State courts, legislatures and municipal governments are becoming increasingly important forums for achieving progressive change as obstruction in Congress and the Supreme Court’s conservative majority make action difficult at the federal level. State courts play a vital role shaping the law on voting rights, criminal justice, environmental and human rights issues, and often have the last word on who votes and wins elections, goes to jail or faces the death penalty, drinks clean water and can get married. State legislatures and municipal governments also are leading the way in promoting economic equality via increases in the minimum wage and other innovative approaches. But the same forces blocking progress at the federal level also pose threats at the state and local level. Almost all state court judges stand for election, and after Citizens United, waves of special interest money have flooded into those elections, threatening the fairness and impartiality of state courts. The American Legislative Exchange Council controls a lavishly funded network of state legislators dedicated to turning back the clock at the state and local level. This panel examined opportunities and challenges presented by these efforts to achieve progress beyond the Beltway and how progressives can play an active role in the struggle.

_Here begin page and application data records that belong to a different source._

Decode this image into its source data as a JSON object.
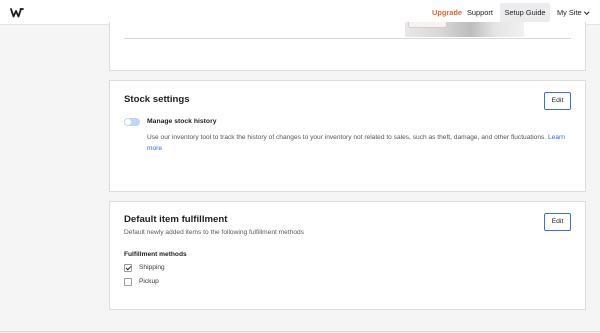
{
  "topbar": {
    "logo_icon": "weebly-w-logo",
    "upgrade_label": "Upgrade",
    "upgrade_color": "#e8622c",
    "support_label": "Support",
    "setup_label": "Setup Guide",
    "site_label": "My Site"
  },
  "stock": {
    "title": "Stock settings",
    "edit_label": "Edit",
    "toggle_on": true,
    "toggle_label": "Manage stock history",
    "description": "Use our inventory tool to track the history of changes to your inventory not related to sales, such as theft, damage, and other fluctuations.",
    "learn_more": "Learn more"
  },
  "fulfillment": {
    "title": "Default item fulfillment",
    "subtitle": "Default newly added items to the following fulfillment methods",
    "edit_label": "Edit",
    "methods_label": "Fulfillment methods",
    "methods": [
      {
        "label": "Shipping",
        "checked": true
      },
      {
        "label": "Pickup",
        "checked": false
      }
    ]
  },
  "colors": {
    "accent": "#3a6fe0",
    "link": "#2d68e8",
    "toggle": "#bfd6fa"
  }
}
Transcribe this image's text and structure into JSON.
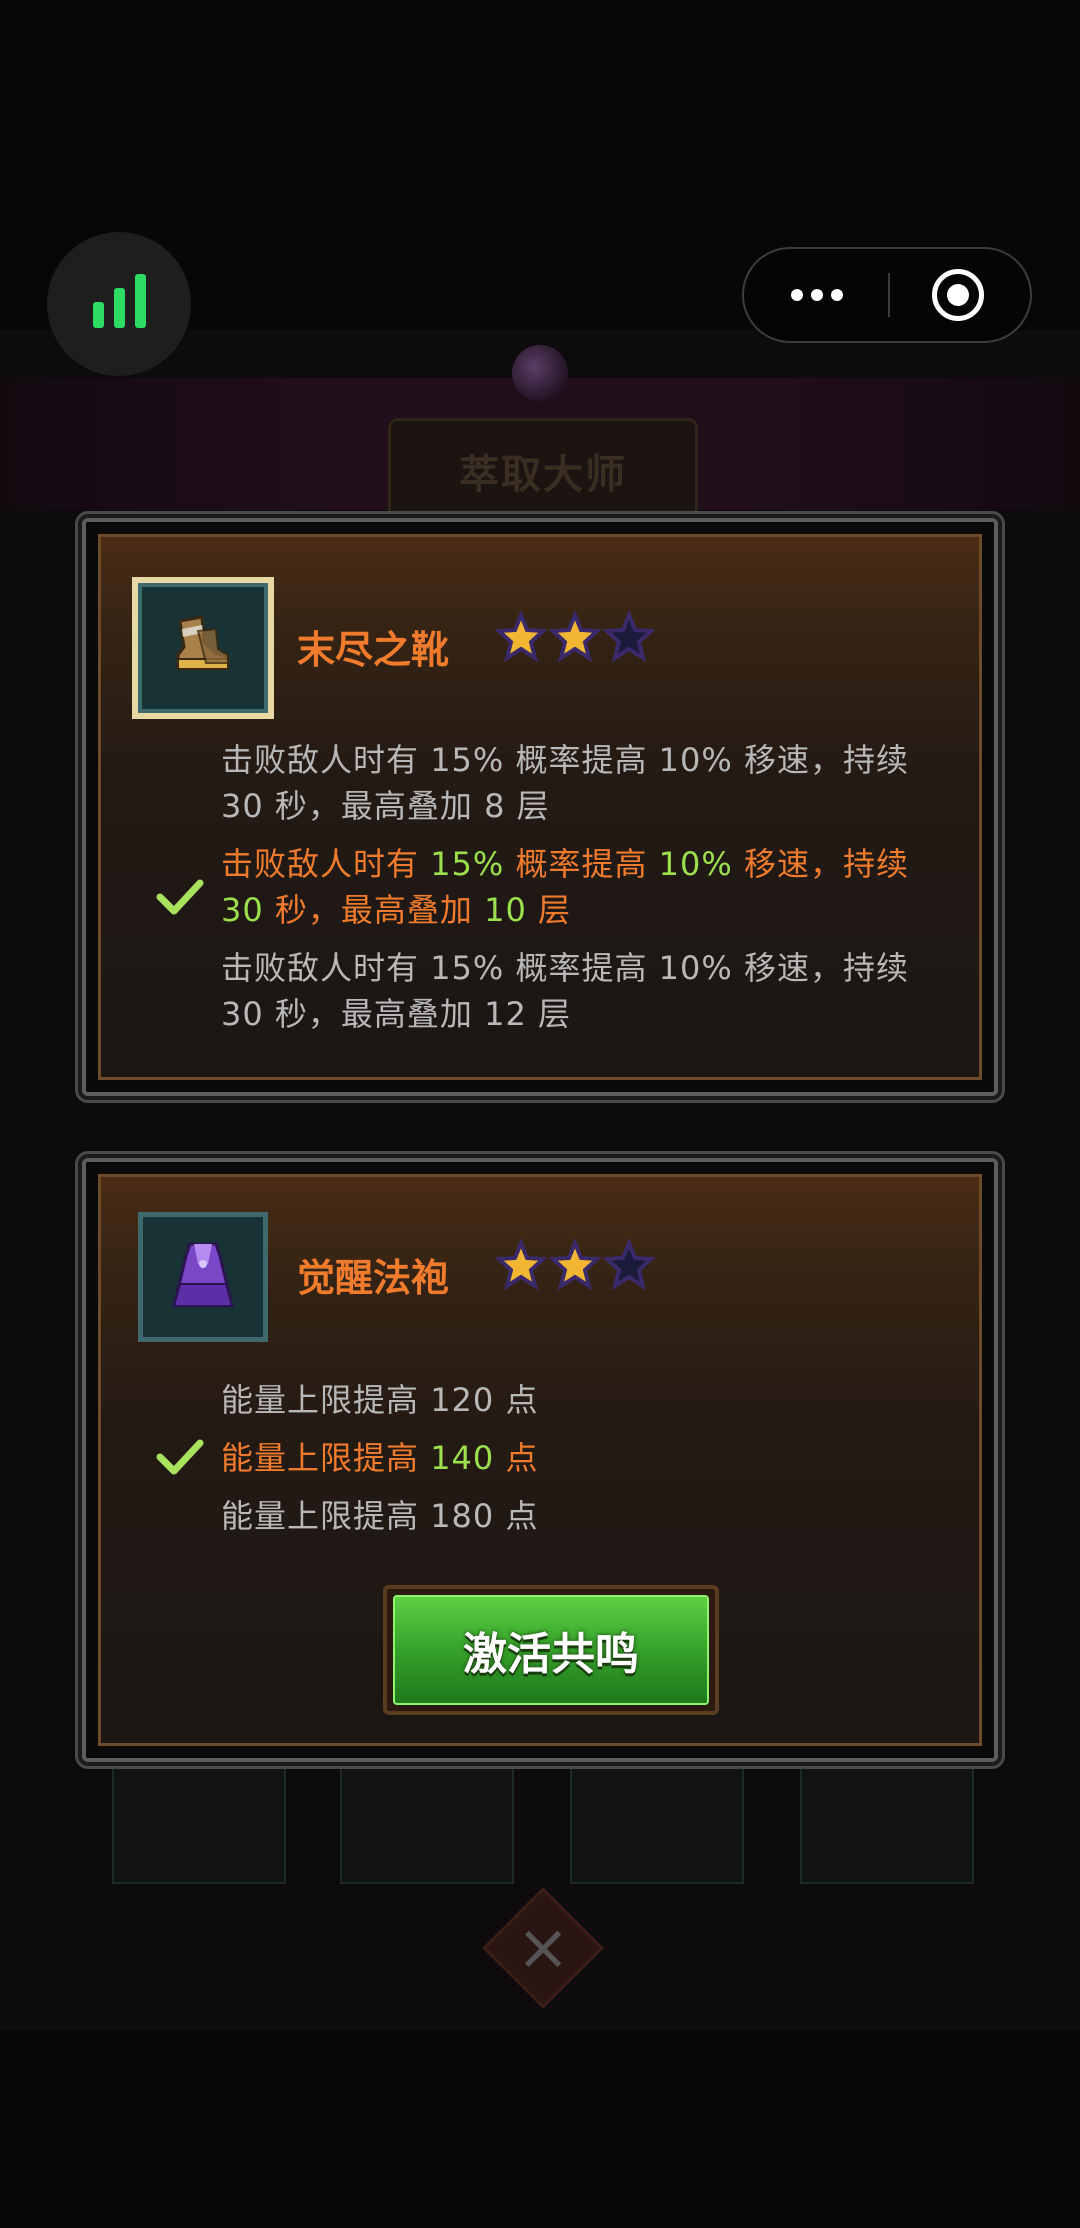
{
  "background": {
    "title": "萃取大师"
  },
  "capsule": {
    "more_icon": "more-dots-icon",
    "close_icon": "target-circle-icon"
  },
  "signal": {
    "icon": "signal-bars-icon",
    "color": "#2ddc63"
  },
  "items": [
    {
      "name": "末尽之靴",
      "icon": "boots-icon",
      "stars_filled": 2,
      "stars_total": 3,
      "effects": [
        {
          "prefix": "击败敌人时有 ",
          "chance": "15%",
          "mid": " 概率提高 ",
          "amount": "10%",
          "suffix": " 移速，持续",
          "line2_a": "",
          "duration": "30",
          "line2_b": " 秒，最高叠加 ",
          "stack": "8",
          "line2_c": " 层",
          "active": false
        },
        {
          "prefix": "击败敌人时有 ",
          "chance": "15%",
          "mid": " 概率提高 ",
          "amount": "10%",
          "suffix": " 移速，持续",
          "line2_a": "",
          "duration": "30",
          "line2_b": " 秒，最高叠加 ",
          "stack": "10",
          "line2_c": " 层",
          "active": true
        },
        {
          "prefix": "击败敌人时有 ",
          "chance": "15%",
          "mid": " 概率提高 ",
          "amount": "10%",
          "suffix": " 移速，持续",
          "line2_a": "",
          "duration": "30",
          "line2_b": " 秒，最高叠加 ",
          "stack": "12",
          "line2_c": " 层",
          "active": false
        }
      ]
    },
    {
      "name": "觉醒法袍",
      "icon": "robe-icon",
      "stars_filled": 2,
      "stars_total": 3,
      "effects": [
        {
          "prefix": "能量上限提高 ",
          "value": "120",
          "suffix": " 点",
          "active": false
        },
        {
          "prefix": "能量上限提高 ",
          "value": "140",
          "suffix": " 点",
          "active": true
        },
        {
          "prefix": "能量上限提高 ",
          "value": "180",
          "suffix": " 点",
          "active": false
        }
      ]
    }
  ],
  "activate_button": {
    "label": "激活共鸣"
  },
  "colors": {
    "accent_orange": "#f07b2c",
    "highlight_green": "#9ce04d",
    "button_green": "#38a62c"
  }
}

Dennis Herrera, City Attorney, San Francisco
Scott Lemieux, Professor of Political Science, The College of St. Rose
Nick Rathod, Executive Director, American Legislative and Issue Campaign Exchange (ALICE)
Thomas A. Saenz, President and General Counsel, Mexican American Legal Defense and Educational Fund (MALDEF)
Joanna Shepherd, Associate Professor of Law, Emory University School of Law
Jo-Ann Wallace, President and CEO, National Legal Aid & Defender Association (NLADA)
Brittny Saunders, Deputy Counsel to the Mayor, City of New York